TASK TO CARRY OUT ▸
Find the lines below holding the word "Heroic" and copy each of them.

GIVEN RECORDS ▸
------------------------
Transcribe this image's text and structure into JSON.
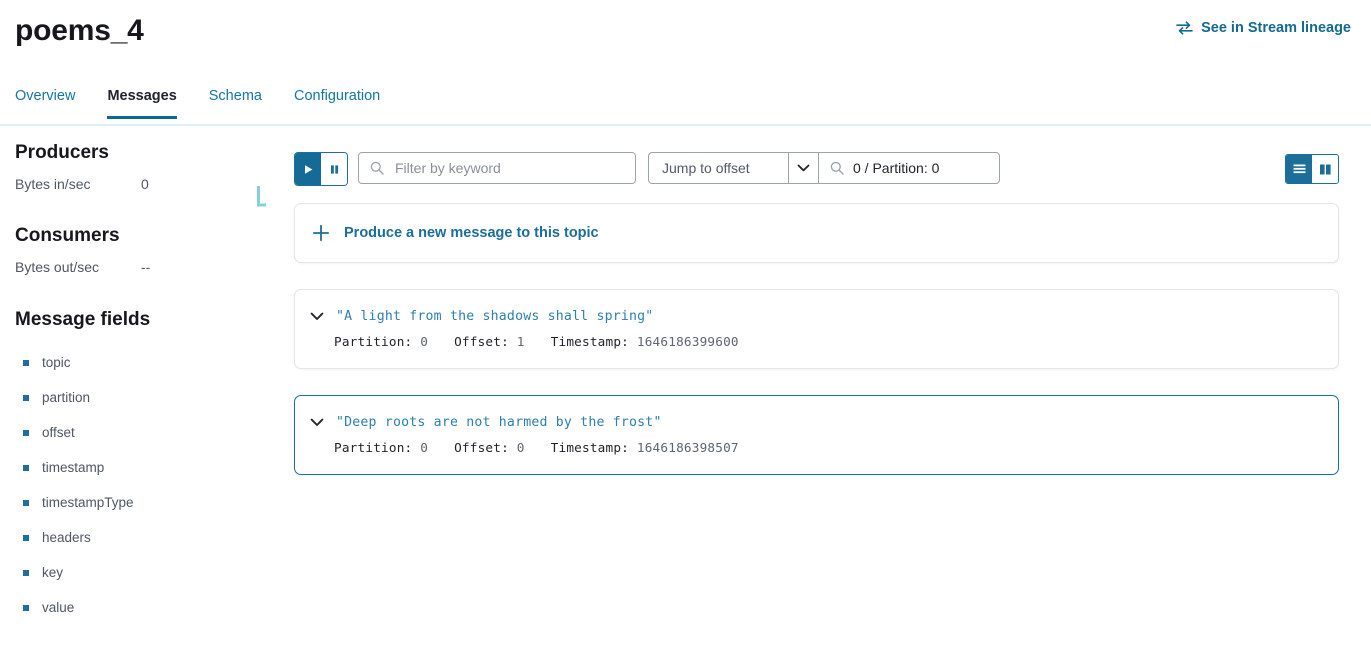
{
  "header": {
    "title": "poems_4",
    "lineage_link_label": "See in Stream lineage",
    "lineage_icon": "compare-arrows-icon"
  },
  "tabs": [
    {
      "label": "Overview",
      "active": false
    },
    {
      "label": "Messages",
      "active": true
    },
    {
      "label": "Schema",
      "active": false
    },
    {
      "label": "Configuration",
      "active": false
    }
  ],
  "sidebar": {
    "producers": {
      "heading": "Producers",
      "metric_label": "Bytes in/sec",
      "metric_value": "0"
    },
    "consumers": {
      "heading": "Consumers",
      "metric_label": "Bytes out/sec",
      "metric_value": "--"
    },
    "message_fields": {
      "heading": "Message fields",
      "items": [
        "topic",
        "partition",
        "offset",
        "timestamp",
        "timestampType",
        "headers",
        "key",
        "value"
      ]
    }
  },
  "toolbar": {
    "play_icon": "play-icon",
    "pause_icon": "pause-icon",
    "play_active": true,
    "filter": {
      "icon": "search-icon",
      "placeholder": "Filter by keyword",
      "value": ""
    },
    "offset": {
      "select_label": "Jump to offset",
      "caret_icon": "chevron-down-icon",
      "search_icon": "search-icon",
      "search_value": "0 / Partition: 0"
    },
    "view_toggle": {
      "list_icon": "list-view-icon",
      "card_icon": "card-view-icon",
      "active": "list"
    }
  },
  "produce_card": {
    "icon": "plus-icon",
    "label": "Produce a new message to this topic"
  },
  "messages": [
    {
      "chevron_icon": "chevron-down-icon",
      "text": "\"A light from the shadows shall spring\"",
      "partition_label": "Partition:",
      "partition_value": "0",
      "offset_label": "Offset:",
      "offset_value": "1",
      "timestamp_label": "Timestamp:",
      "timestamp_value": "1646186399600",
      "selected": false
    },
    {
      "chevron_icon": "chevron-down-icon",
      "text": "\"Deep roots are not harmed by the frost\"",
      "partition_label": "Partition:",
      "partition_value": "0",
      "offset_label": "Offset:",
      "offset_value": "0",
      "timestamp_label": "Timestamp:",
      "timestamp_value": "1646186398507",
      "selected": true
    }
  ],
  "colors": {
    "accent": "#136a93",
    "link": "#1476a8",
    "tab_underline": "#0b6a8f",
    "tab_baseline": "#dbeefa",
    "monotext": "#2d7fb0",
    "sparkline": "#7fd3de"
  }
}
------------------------
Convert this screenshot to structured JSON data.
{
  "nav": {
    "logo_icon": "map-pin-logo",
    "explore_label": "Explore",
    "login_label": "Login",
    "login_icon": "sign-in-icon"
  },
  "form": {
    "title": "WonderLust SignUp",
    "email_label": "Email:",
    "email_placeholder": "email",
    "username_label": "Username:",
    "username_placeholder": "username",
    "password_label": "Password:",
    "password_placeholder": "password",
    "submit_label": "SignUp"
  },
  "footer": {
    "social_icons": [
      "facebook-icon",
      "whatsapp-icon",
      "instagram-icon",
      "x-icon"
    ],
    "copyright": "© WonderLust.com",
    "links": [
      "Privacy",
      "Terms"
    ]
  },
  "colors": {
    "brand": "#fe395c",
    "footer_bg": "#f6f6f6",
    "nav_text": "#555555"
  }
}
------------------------
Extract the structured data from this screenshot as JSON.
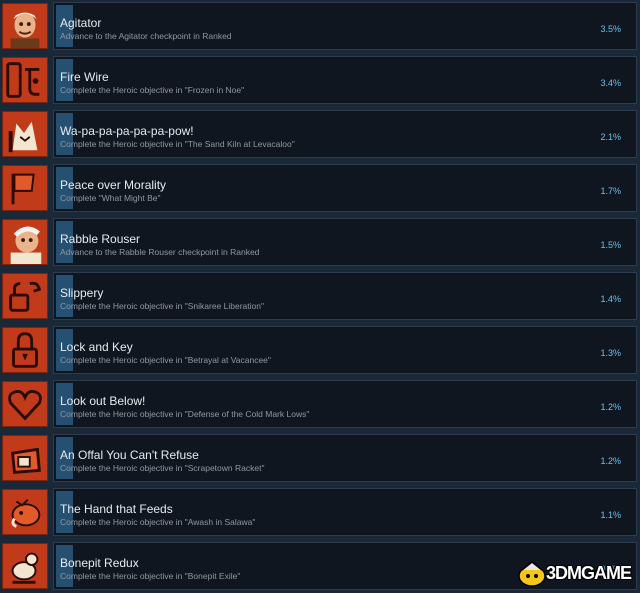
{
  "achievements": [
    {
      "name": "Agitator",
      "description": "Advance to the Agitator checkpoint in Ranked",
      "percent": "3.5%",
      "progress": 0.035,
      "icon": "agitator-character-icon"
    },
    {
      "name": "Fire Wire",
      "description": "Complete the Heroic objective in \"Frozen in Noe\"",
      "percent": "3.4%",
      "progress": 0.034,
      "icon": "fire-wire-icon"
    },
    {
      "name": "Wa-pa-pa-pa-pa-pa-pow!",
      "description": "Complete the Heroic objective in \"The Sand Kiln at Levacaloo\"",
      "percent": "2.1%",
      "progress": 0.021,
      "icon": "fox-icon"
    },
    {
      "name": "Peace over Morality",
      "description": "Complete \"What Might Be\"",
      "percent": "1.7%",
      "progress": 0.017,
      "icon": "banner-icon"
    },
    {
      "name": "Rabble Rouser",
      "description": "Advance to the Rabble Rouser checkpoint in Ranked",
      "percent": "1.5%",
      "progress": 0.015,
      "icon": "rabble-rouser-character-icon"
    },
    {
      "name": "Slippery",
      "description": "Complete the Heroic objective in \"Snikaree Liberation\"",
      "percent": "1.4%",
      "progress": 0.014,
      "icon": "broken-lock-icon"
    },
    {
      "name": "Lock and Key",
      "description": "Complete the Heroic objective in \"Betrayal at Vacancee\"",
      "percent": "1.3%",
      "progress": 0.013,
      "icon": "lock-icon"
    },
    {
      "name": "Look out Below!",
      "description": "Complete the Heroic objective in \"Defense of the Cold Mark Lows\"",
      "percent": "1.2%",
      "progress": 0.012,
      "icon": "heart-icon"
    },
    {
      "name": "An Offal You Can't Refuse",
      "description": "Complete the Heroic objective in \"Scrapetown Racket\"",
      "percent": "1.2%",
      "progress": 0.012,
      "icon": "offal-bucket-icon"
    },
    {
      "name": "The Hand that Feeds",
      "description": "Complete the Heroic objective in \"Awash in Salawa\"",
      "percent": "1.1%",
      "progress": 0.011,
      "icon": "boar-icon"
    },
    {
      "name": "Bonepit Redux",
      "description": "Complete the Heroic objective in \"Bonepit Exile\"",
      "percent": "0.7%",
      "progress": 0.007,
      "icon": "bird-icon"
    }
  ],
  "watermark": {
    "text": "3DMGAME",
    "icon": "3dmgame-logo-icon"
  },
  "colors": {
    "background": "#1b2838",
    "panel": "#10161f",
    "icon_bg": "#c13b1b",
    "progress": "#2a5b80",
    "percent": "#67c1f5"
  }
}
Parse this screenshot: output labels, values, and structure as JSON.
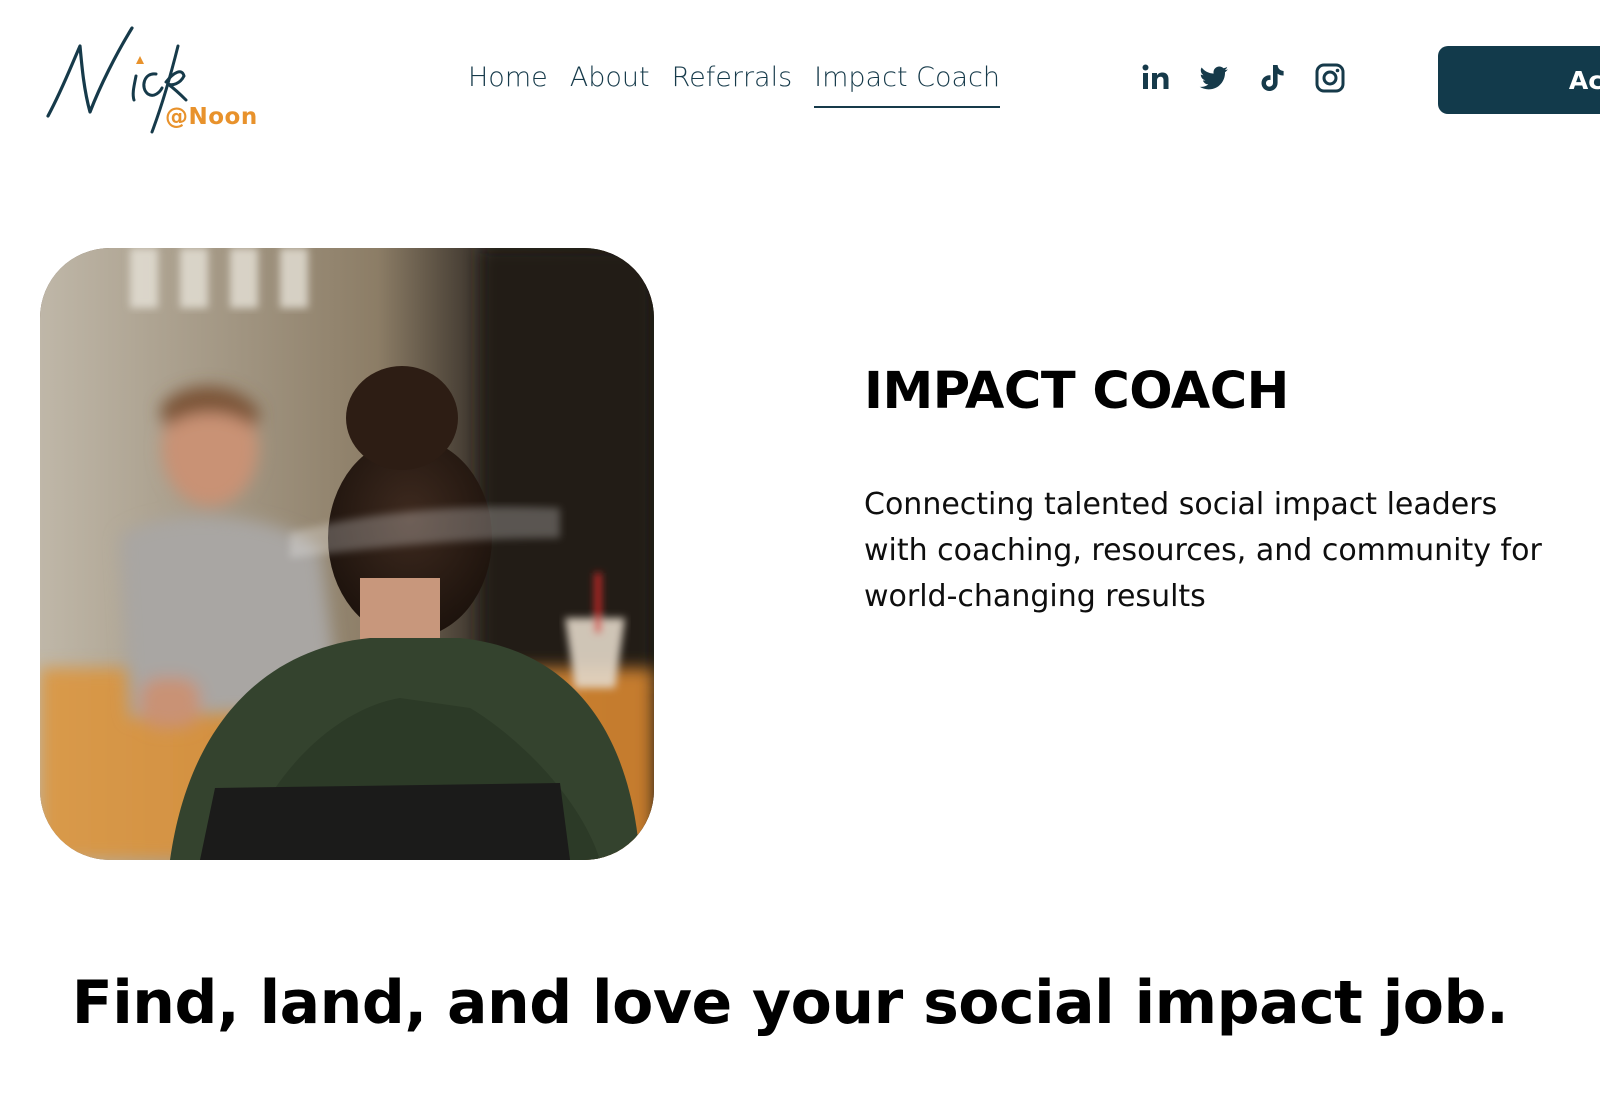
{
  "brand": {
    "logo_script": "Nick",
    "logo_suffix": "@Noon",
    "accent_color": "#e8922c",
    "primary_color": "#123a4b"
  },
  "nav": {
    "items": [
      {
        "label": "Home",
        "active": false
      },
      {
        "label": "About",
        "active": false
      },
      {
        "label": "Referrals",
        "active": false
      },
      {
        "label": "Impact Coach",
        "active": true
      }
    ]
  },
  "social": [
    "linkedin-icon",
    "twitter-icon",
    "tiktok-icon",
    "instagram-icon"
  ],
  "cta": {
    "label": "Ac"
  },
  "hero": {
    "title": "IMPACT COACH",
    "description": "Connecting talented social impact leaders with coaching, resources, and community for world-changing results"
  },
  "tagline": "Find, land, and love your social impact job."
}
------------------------
PROBLEM SOLUTION ▸
      "description": "Complete the Heroic objective in \"Frozen in Noe\"",
      "description": "Complete the Heroic objective in \"The Sand Kiln at Levacaloo\"",
      "description": "Complete the Heroic objective in \"Snikaree Liberation\"",
      "description": "Complete the Heroic objective in \"Betrayal at Vacancee\"",
      "description": "Complete the Heroic objective in \"Defense of the Cold Mark Lows\"",
      "description": "Complete the Heroic objective in \"Scrapetown Racket\"",
      "description": "Complete the Heroic objective in \"Awash in Salawa\"",
      "description": "Complete the Heroic objective in \"Bonepit Exile\"",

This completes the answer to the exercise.